I stopped buying the Sunday Times a while ago because its chief rugby correspondent, one Stephen Jones, refused to fully recognize the success of my beloved England rugby team. No matter how low the sweet chariot was swung Mr. Jones (of Wales) would continue to say it was still far from acceptable.
I rationally considered my approach and decided that, as our fortunes have improved, on balance it was better for me to enjoy the remaining 66% of rugby reportage than ignore it. But whilst Messrs. Dallaglio and Barnes see improvements and areas of weakness it seems that the intervening years haven’t improved Mr. Jones’ approach. He claims, somewhat simplistically, that England should be the leading team in the world due to its size and resources available.

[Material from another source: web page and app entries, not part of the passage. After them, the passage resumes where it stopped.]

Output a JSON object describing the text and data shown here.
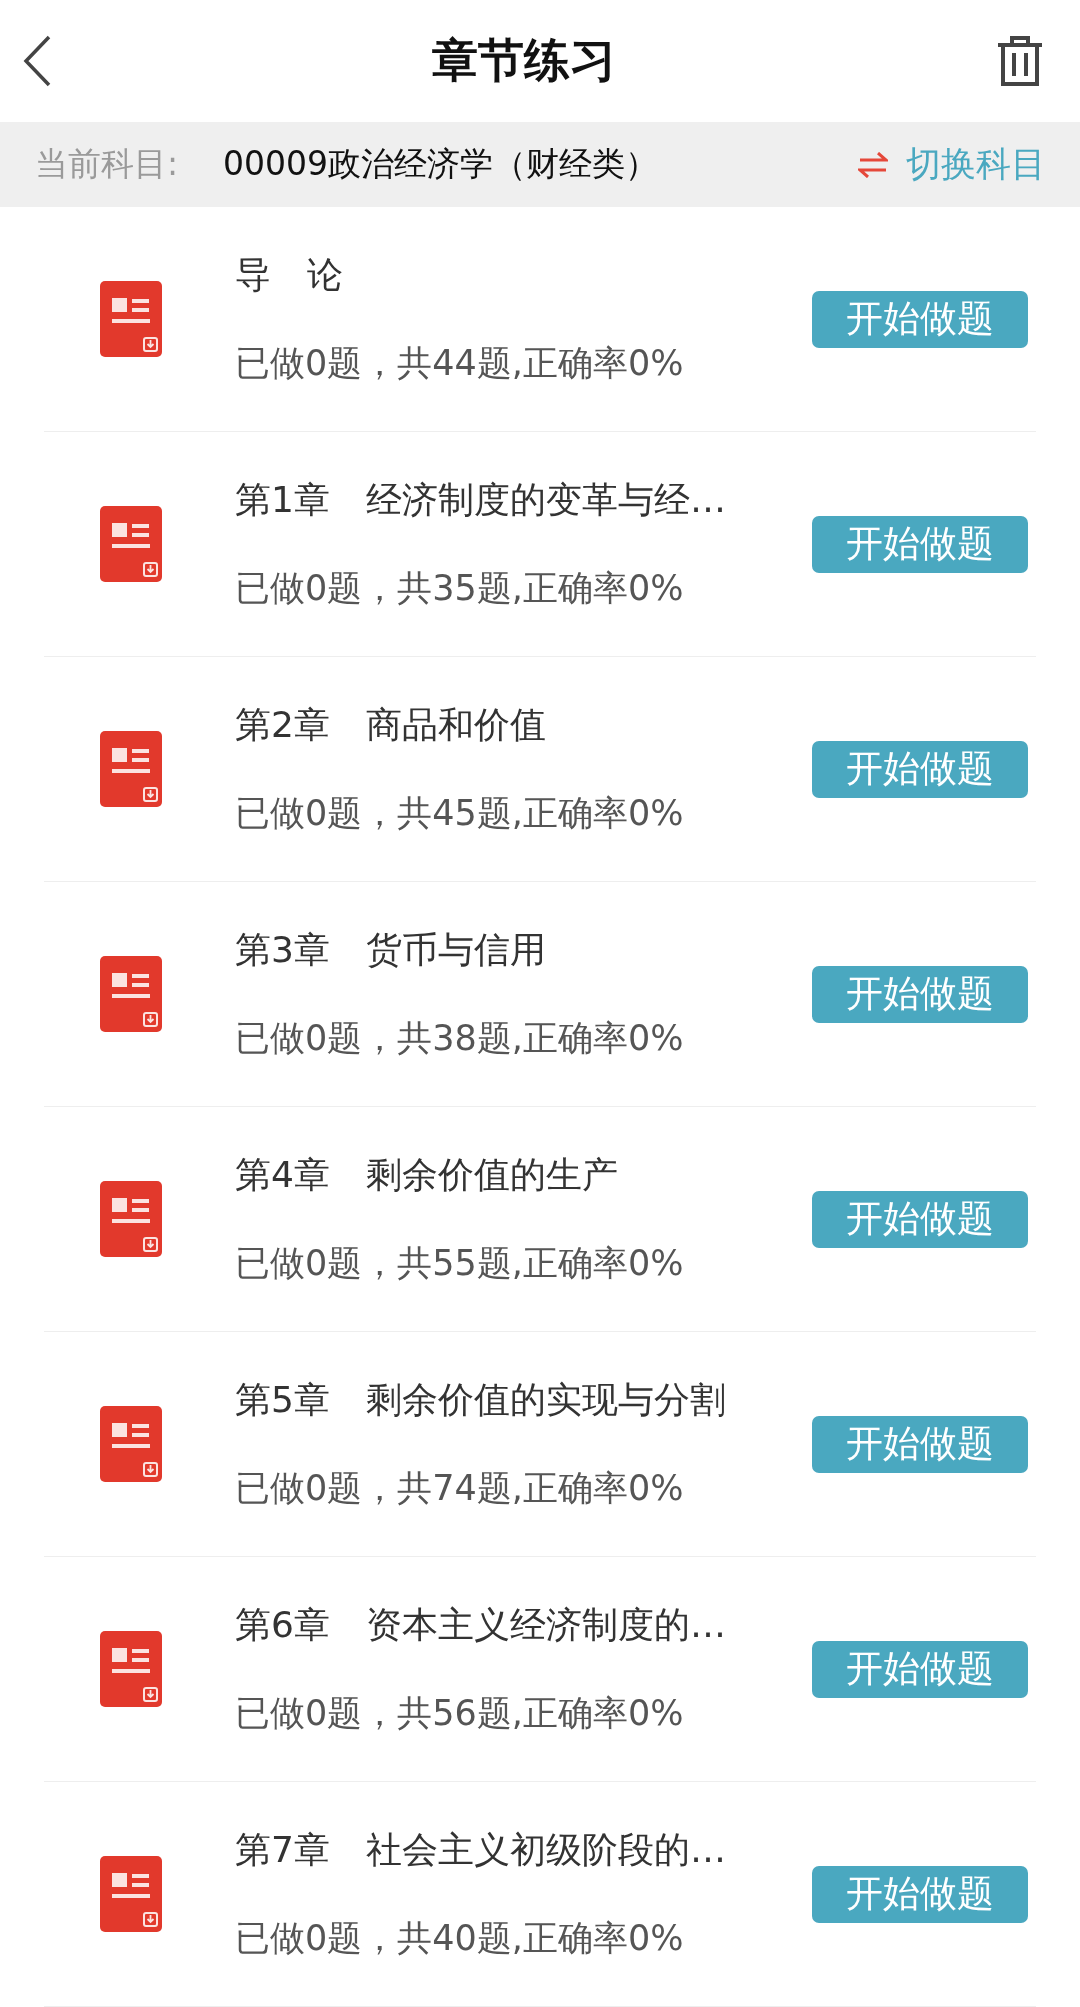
{
  "header": {
    "title": "章节练习"
  },
  "subject_bar": {
    "label": "当前科目:",
    "subject": "00009政治经济学（财经类）",
    "switch_label": "切换科目"
  },
  "chapters": [
    {
      "title": "导　论",
      "stats": "已做0题，共44题,正确率0%",
      "button": "开始做题"
    },
    {
      "title": "第1章　经济制度的变革与经…",
      "stats": "已做0题，共35题,正确率0%",
      "button": "开始做题"
    },
    {
      "title": "第2章　商品和价值",
      "stats": "已做0题，共45题,正确率0%",
      "button": "开始做题"
    },
    {
      "title": "第3章　货币与信用",
      "stats": "已做0题，共38题,正确率0%",
      "button": "开始做题"
    },
    {
      "title": "第4章　剩余价值的生产",
      "stats": "已做0题，共55题,正确率0%",
      "button": "开始做题"
    },
    {
      "title": "第5章　剩余价值的实现与分割",
      "stats": "已做0题，共74题,正确率0%",
      "button": "开始做题"
    },
    {
      "title": "第6章　资本主义经济制度的…",
      "stats": "已做0题，共56题,正确率0%",
      "button": "开始做题"
    },
    {
      "title": "第7章　社会主义初级阶段的…",
      "stats": "已做0题，共40题,正确率0%",
      "button": "开始做题"
    }
  ]
}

This flies in the face of several facts:
- New Zealand (GDP $200bn) has been the number one rugby playing nation in the world more or less since rankings began;
- USA (GDP $1,500bn) provides a rugby team that is ranked 18th; and

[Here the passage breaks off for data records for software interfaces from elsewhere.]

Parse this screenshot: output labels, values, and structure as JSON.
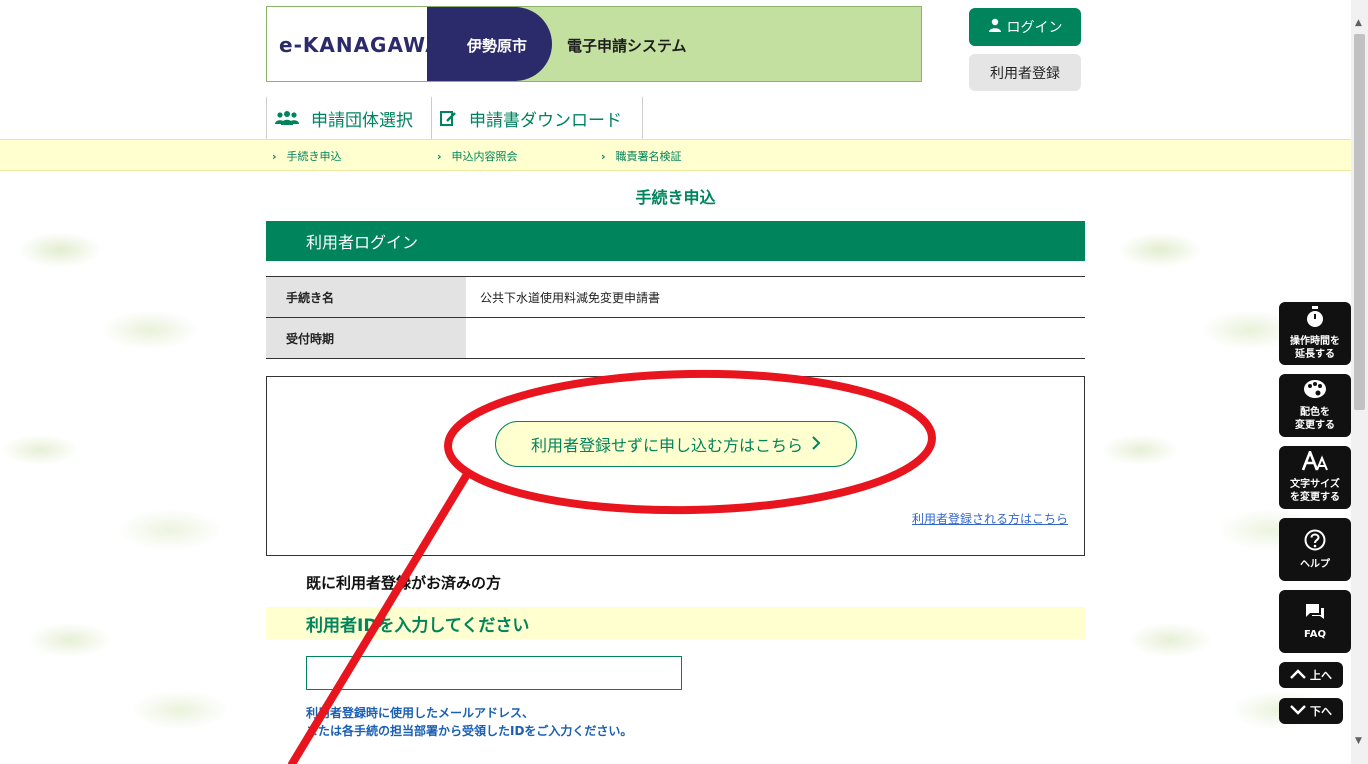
{
  "header": {
    "logo_text": "e-KANAGAWA",
    "city": "伊勢原市",
    "system_name": "電子申請システム"
  },
  "account": {
    "login_label": "ログイン",
    "register_label": "利用者登録"
  },
  "nav": {
    "tabs": [
      {
        "label": "申請団体選択",
        "icon": "people-icon"
      },
      {
        "label": "申請書ダウンロード",
        "icon": "download-form-icon"
      }
    ]
  },
  "subnav": {
    "items": [
      "手続き申込",
      "申込内容照会",
      "職責署名検証"
    ]
  },
  "page": {
    "heading": "手続き申込",
    "section_title": "利用者ログイン"
  },
  "procedure_table": {
    "rows": [
      {
        "label": "手続き名",
        "value": "公共下水道使用料減免変更申請書"
      },
      {
        "label": "受付時期",
        "value": ""
      }
    ]
  },
  "choice": {
    "no_register_button": "利用者登録せずに申し込む方はこちら",
    "register_link": "利用者登録される方はこちら"
  },
  "registered": {
    "heading": "既に利用者登録がお済みの方",
    "id_prompt": "利用者IDを入力してください",
    "id_value": "",
    "help_line1": "利用者登録時に使用したメールアドレス、",
    "help_line2": "または各手続の担当部署から受領したIDをご入力ください。"
  },
  "side_tools": [
    {
      "line1": "操作時間を",
      "line2": "延長する",
      "icon": "stopwatch-icon"
    },
    {
      "line1": "配色を",
      "line2": "変更する",
      "icon": "palette-icon"
    },
    {
      "line1": "文字サイズ",
      "line2": "を変更する",
      "icon": "text-size-icon"
    },
    {
      "line1": "ヘルプ",
      "line2": "",
      "icon": "help-icon"
    },
    {
      "line1": "FAQ",
      "line2": "",
      "icon": "faq-icon"
    }
  ],
  "scroll_buttons": {
    "up": "上へ",
    "down": "下へ"
  },
  "colors": {
    "brand_green": "#00845c",
    "banner_navy": "#2b2a6b",
    "banner_green": "#c4e0a0",
    "highlight_yellow": "#ffffd0",
    "annotation_red": "#e8141e"
  }
}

- There is always exactly the same number of players on the pitch for each side.
Such simplistic approaches to life are widespread, frequently seductive, but no more useful for their ubiquity. Even complex theories need to be realistic. As Michael Heseltine said of Tony Benn – “He has these extraordinary theories into which he can fit all the facts, and this gives him a great flow, like a huge river which is unmistakably coming from somewhere and going somewhere, but the longer you listen, the more you realise he is trying to push water uphill.”

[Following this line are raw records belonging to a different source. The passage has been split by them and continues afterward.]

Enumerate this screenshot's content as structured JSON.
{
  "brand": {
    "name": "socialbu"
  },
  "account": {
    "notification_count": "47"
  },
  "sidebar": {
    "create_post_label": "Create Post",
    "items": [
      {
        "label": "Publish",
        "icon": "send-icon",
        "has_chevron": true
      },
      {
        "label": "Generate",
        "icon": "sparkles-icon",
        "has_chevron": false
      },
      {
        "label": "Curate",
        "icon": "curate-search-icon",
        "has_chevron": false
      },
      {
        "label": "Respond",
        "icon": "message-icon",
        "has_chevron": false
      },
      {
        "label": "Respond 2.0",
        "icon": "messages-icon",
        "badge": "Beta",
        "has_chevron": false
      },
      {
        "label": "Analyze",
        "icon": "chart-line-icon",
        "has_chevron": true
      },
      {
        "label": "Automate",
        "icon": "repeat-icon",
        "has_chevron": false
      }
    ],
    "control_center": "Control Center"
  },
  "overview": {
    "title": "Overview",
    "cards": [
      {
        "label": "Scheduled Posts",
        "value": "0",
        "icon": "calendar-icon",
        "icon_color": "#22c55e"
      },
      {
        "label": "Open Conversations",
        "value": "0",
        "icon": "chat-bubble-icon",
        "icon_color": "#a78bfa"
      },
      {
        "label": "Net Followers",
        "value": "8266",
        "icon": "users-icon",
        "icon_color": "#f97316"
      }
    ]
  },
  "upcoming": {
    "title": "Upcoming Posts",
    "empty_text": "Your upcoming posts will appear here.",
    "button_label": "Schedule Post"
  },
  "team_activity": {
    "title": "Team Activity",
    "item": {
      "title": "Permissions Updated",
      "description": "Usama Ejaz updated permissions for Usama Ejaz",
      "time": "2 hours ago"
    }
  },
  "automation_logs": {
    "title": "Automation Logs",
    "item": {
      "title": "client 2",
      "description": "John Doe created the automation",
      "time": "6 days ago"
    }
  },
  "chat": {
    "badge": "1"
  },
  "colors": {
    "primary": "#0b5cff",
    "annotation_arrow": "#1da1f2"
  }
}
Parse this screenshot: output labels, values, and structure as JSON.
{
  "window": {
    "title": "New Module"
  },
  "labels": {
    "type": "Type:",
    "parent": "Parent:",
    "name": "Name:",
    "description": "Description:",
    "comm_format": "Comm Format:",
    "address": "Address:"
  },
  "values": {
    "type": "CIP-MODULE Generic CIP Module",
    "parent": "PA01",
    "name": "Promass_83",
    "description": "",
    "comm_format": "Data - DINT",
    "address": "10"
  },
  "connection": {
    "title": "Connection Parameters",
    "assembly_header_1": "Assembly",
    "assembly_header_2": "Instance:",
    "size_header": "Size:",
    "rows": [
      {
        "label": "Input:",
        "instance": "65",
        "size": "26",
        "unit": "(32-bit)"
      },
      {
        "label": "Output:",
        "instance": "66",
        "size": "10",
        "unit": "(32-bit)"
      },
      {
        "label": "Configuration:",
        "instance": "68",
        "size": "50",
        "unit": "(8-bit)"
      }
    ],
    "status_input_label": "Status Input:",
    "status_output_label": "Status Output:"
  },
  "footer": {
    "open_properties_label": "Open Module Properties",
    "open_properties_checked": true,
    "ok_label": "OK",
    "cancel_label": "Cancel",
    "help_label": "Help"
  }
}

When making suggestions, I prefer the Barnes/Dallaglio approach, acknowledging the current situation and finding areas of improvement that are achievable. Last year I was invited to discuss ways of improving UK exports, (the equivalent in rugby terms of spinning the ball out wide). I proposed, to Grant Thornton amongst others, replicating the successful R&D tax credit as an export tax credit, which would give tax relief for 150% of expenditure in overseas subsidiaries, up to £1m. I’m pleased to say that they must have seen that this was of some merit because their pre-Budget submission includes such a recommendation.
I hope George Osborne takes note, and shows Mr. Jones and others what can be done, in a balanced realistic way, to utilize our considerable resources. Then even if we don’t win the rugby World Cup in England in 2015 we will be able to export our players more effectively to the 2019 version in Japan (applies to Wales too!).